** Problem to solve **
A line belongs in the answer if it contains "title"; copy every such line from the entries below.

[Stored entries]
==*==
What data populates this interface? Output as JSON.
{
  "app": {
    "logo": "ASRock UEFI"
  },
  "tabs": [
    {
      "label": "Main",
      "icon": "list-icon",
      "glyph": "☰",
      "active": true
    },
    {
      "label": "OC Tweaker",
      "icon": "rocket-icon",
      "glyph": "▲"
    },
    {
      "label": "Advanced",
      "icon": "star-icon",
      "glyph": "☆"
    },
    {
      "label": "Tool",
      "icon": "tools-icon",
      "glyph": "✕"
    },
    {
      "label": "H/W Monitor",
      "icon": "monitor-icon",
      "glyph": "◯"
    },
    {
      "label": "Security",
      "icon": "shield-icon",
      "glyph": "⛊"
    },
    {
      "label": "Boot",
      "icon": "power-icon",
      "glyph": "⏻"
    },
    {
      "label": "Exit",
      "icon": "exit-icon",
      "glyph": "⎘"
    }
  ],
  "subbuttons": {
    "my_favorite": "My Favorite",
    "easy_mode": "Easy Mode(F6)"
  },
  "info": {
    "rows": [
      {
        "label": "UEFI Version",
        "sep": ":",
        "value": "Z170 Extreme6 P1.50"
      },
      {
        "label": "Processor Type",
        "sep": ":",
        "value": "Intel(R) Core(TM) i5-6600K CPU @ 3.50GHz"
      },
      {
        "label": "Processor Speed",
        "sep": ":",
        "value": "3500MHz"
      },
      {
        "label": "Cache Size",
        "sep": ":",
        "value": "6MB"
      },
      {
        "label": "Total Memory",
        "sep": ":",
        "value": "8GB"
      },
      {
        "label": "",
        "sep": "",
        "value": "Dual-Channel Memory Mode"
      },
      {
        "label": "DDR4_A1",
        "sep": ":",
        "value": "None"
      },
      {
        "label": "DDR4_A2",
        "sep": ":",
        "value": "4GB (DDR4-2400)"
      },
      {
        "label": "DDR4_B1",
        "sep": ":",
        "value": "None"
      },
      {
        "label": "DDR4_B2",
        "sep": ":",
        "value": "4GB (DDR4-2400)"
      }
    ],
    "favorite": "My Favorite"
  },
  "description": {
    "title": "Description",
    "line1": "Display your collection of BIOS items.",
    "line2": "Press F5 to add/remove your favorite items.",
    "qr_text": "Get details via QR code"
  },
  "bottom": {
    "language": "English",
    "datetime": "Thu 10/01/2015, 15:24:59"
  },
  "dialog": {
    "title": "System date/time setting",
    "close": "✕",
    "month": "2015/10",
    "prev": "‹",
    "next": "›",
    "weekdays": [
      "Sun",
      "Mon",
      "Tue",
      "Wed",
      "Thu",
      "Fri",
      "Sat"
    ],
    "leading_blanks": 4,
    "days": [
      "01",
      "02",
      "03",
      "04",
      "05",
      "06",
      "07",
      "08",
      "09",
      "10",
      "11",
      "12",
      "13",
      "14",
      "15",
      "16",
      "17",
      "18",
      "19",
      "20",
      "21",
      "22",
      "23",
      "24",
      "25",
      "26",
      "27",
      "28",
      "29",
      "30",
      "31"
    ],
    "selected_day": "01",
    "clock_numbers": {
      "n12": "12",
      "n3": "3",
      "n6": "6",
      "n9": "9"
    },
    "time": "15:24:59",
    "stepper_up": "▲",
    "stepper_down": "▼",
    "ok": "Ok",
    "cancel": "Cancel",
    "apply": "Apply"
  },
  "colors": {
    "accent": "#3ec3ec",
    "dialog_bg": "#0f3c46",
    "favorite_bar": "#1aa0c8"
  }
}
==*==
** Answer space **
    "title": "Description",
    "title": "System date/time setting",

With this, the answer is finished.